In addition to temperature variation, we will vary how the bonuses are allocated across sessions. In half of all sessions, participants will receive a constant bonus rate for each feature successfully implemented as determined by the automated testing tool. The bonus will be the will be equal to 9% of their total salary, which is 13USD/1100BDT, allowing them to earn an additional 45% of their salary in bonuses. In the other half of all sessions, participants receive an increasing bonus rate for each feature successfully implemented. The bonus will increase for each feature implemented by 3 percentage points, and will start at 3% of salary. Therefore, participants in both bonus structure treatments can earn the same total amount in bonuses. This treatment is intended to establish whether cost of effort increases faster when temperatures are higher such that workers benefit more from an increasing than a constant pay-for-performance rate over time when they are in warmer temperatures.

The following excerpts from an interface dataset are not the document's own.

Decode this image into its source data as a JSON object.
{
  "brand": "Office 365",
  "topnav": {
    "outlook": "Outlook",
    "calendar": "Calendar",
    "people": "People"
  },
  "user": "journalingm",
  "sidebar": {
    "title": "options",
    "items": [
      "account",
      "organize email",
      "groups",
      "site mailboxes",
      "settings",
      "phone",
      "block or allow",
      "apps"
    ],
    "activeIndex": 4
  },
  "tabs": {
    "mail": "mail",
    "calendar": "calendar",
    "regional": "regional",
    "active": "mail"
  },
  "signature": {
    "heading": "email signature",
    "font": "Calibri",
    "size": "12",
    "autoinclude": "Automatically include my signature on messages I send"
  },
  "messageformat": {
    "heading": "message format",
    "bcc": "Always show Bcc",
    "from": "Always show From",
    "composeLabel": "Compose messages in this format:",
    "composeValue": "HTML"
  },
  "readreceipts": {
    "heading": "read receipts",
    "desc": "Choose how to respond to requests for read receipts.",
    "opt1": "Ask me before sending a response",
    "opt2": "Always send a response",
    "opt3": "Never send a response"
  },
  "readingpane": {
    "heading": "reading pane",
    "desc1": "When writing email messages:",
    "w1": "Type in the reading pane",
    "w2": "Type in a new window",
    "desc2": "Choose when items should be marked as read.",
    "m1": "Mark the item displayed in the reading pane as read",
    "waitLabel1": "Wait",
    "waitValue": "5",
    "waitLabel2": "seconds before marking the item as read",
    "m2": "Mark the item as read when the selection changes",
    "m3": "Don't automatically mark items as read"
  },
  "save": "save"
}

Lastly, we will randomly vary whether the task is to be completed in pairs of two programmers or individually. Within the team sessions, pairs will be randomly assigned and will be instructed to work on the task according to a pair programming format where members take turns being the driver (typing) and navigator (coming up with solutions). With 10 participants per session room, each session room assigned to the team treatment will have 5 teams. This treatment is intended to establish whether the impacts of higher temperature differ when team work is required relative to when it is not. In the team sessions, bonuses will be paid for joint performance such that if a team successfully implements a feature, both team members will receive an equivalent bonus. Both team and independent sessions will be randomly assigned the different incentive designs.